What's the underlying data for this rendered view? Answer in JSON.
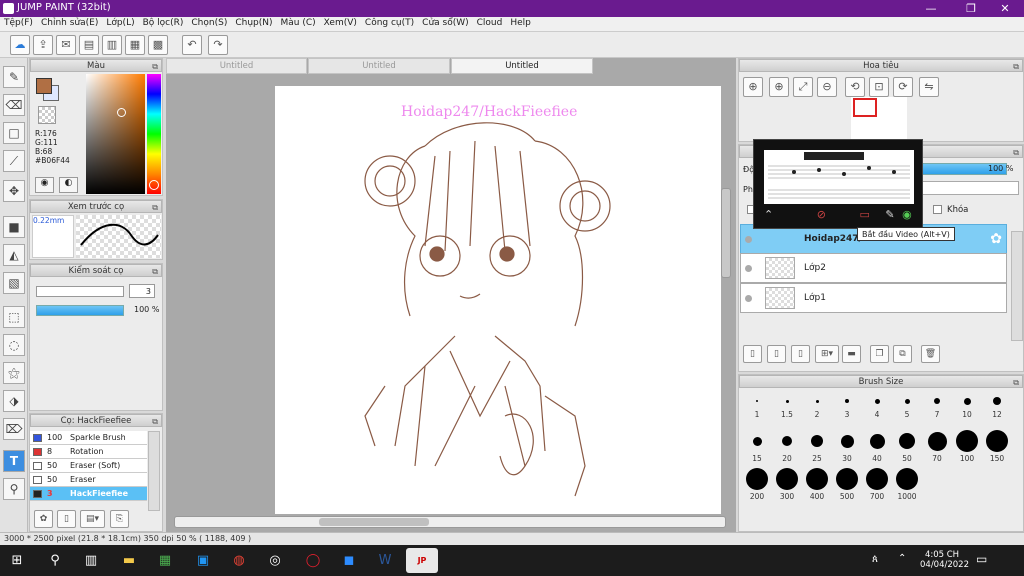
{
  "window": {
    "title": "JUMP PAINT (32bit)"
  },
  "menu": [
    "Tệp(F)",
    "Chỉnh sửa(E)",
    "Lớp(L)",
    "Bộ lọc(R)",
    "Chọn(S)",
    "Chụp(N)",
    "Màu (C)",
    "Xem(V)",
    "Công cụ(T)",
    "Cửa sổ(W)",
    "Cloud",
    "Help"
  ],
  "tabs": [
    "Untitled",
    "Untitled",
    "Untitled"
  ],
  "color_panel": {
    "title": "Màu",
    "r": "R:176",
    "g": "G:111",
    "b": "B:68",
    "hex": "#B06F44",
    "fg": "#b06f44"
  },
  "brush_preview": {
    "title": "Xem trước cọ",
    "size": "0.22mm"
  },
  "control_panel": {
    "title": "Kiểm soát cọ",
    "size_value": "3",
    "opacity": "100 %"
  },
  "brush_list": {
    "title": "Cọ: HackFieefiee",
    "items": [
      {
        "num": "100",
        "name": "Sparkle Brush",
        "color": "#3355dd"
      },
      {
        "num": "8",
        "name": "Rotation Symmetry",
        "color": "#dd3333"
      },
      {
        "num": "50",
        "name": "Eraser (Soft)",
        "color": "#ffffff"
      },
      {
        "num": "50",
        "name": "Eraser",
        "color": "#ffffff"
      },
      {
        "num": "3",
        "name": "HackFieefiee",
        "color": "#222222"
      }
    ]
  },
  "watermark": "Hoidap247/HackFieefiee",
  "navigator": {
    "title": "Hoa tiêu"
  },
  "layer_panel": {
    "opacity": "100 %",
    "lock": "Khóa",
    "label_do": "Độ",
    "label_ph": "Ph",
    "layers": [
      "Hoidap247/",
      "Lớp2",
      "Lớp1"
    ]
  },
  "tooltip": "Bắt đầu Video (Alt+V)",
  "brush_size": {
    "title": "Brush Size",
    "sizes": [
      "1",
      "1.5",
      "2",
      "3",
      "4",
      "5",
      "7",
      "10",
      "12",
      "15",
      "20",
      "25",
      "30",
      "40",
      "50",
      "70",
      "100",
      "150",
      "200",
      "300",
      "400",
      "500",
      "700",
      "1000"
    ]
  },
  "status": "3000 * 2500 pixel   (21.8 * 18.1cm)   350 dpi   50 %   ( 1188, 409 )",
  "clock": {
    "time": "4:05 CH",
    "date": "04/04/2022"
  }
}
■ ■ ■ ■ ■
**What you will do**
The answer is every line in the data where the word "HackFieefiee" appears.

**Task solution**
    "title": "Cọ: HackFieefiee",
        "name": "HackFieefiee",
  "watermark": "Hoidap247/HackFieefiee",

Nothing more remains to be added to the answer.